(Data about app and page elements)
★ ★ ★ ★ ★
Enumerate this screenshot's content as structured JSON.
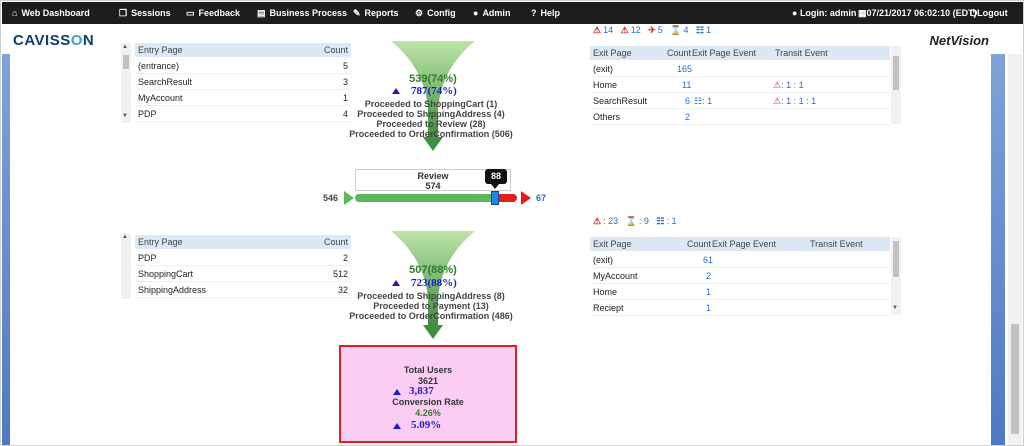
{
  "nav": {
    "items": [
      {
        "icon": "dashboard-icon",
        "glyph": "⌂",
        "label": "Web Dashboard"
      },
      {
        "icon": "sessions-icon",
        "glyph": "❐",
        "label": "Sessions"
      },
      {
        "icon": "feedback-icon",
        "glyph": "▭",
        "label": "Feedback"
      },
      {
        "icon": "business-process-icon",
        "glyph": "▤",
        "label": "Business Process"
      },
      {
        "icon": "reports-icon",
        "glyph": "✎",
        "label": "Reports"
      },
      {
        "icon": "config-icon",
        "glyph": "⚙",
        "label": "Config"
      },
      {
        "icon": "admin-icon",
        "glyph": "●",
        "label": "Admin"
      },
      {
        "icon": "help-icon",
        "glyph": "?",
        "label": "Help"
      }
    ],
    "login": "Login: admin",
    "datetime": "07/21/2017 06:02:10 (EDT)",
    "logout": "Logout"
  },
  "brand": {
    "left_a": "CAVISS",
    "left_b": "O",
    "left_c": "N",
    "right": "NetVision"
  },
  "top_entry": {
    "header": {
      "page": "Entry Page",
      "count": "Count"
    },
    "rows": [
      {
        "page": "(entrance)",
        "count": "5"
      },
      {
        "page": "SearchResult",
        "count": "3"
      },
      {
        "page": "MyAccount",
        "count": "1"
      },
      {
        "page": "PDP",
        "count": "4"
      }
    ]
  },
  "top_funnel": {
    "pct": "539(74%)",
    "blue": "787(74%)",
    "lines": [
      "Proceeded to ShoppingCart (1)",
      "Proceeded to ShippingAddress (4)",
      "Proceeded to Review (28)",
      "Proceeded to OrderConfirmation (506)"
    ]
  },
  "top_exit": {
    "icons": [
      {
        "icon": "error-icon",
        "value": "14"
      },
      {
        "icon": "warning-icon",
        "value": "12"
      },
      {
        "icon": "plane-icon",
        "value": "5"
      },
      {
        "icon": "hourglass-icon",
        "value": "4"
      },
      {
        "icon": "page-icon",
        "value": "1"
      }
    ],
    "header": {
      "page": "Exit Page",
      "count": "Count",
      "event": "Exit Page Event",
      "transit": "Transit Event"
    },
    "rows": [
      {
        "page": "(exit)",
        "count": "165",
        "event": "",
        "transit": ""
      },
      {
        "page": "Home",
        "count": "11",
        "event": "",
        "transit": ": 1  : 1"
      },
      {
        "page": "SearchResult",
        "count": "6",
        "event": ": 1",
        "transit": ": 1  : 1  : 1"
      },
      {
        "page": "Others",
        "count": "2",
        "event": "",
        "transit": ""
      }
    ]
  },
  "review": {
    "title": "Review",
    "count": "574",
    "tooltip": "88",
    "in": "546",
    "out": "67",
    "fill": 0.86
  },
  "bottom_entry": {
    "header": {
      "page": "Entry Page",
      "count": "Count"
    },
    "rows": [
      {
        "page": "PDP",
        "count": "2"
      },
      {
        "page": "ShoppingCart",
        "count": "512"
      },
      {
        "page": "ShippingAddress",
        "count": "32"
      }
    ]
  },
  "bottom_funnel": {
    "pct": "507(88%)",
    "blue": "723(88%)",
    "lines": [
      "Proceeded to ShippingAddress (8)",
      "Proceeded to Payment (13)",
      "Proceeded to OrderConfirmation (486)"
    ]
  },
  "bottom_exit": {
    "icons": [
      {
        "icon": "warning-icon",
        "value": "23"
      },
      {
        "icon": "hourglass-icon",
        "value": "9"
      },
      {
        "icon": "page-icon",
        "value": "1"
      }
    ],
    "header": {
      "page": "Exit Page",
      "count": "Count",
      "event": "Exit Page Event",
      "transit": "Transit Event"
    },
    "rows": [
      {
        "page": "(exit)",
        "count": "61"
      },
      {
        "page": "MyAccount",
        "count": "2"
      },
      {
        "page": "Home",
        "count": "1"
      },
      {
        "page": "Reciept",
        "count": "1"
      }
    ]
  },
  "summary": {
    "total_label": "Total Users",
    "total_value": "3621",
    "total_blue": "3,837",
    "conv_label": "Conversion Rate",
    "conv_value": "4.26%",
    "conv_blue": "5.09%"
  }
}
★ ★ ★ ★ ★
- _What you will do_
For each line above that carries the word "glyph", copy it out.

- _Output for this exercise_
        "glyph": "⌂",
        "glyph": "❐",
        "glyph": "▭",
        "glyph": "▤",
        "glyph": "✎",
        "glyph": "⚙",
        "glyph": "●",
        "glyph": "?",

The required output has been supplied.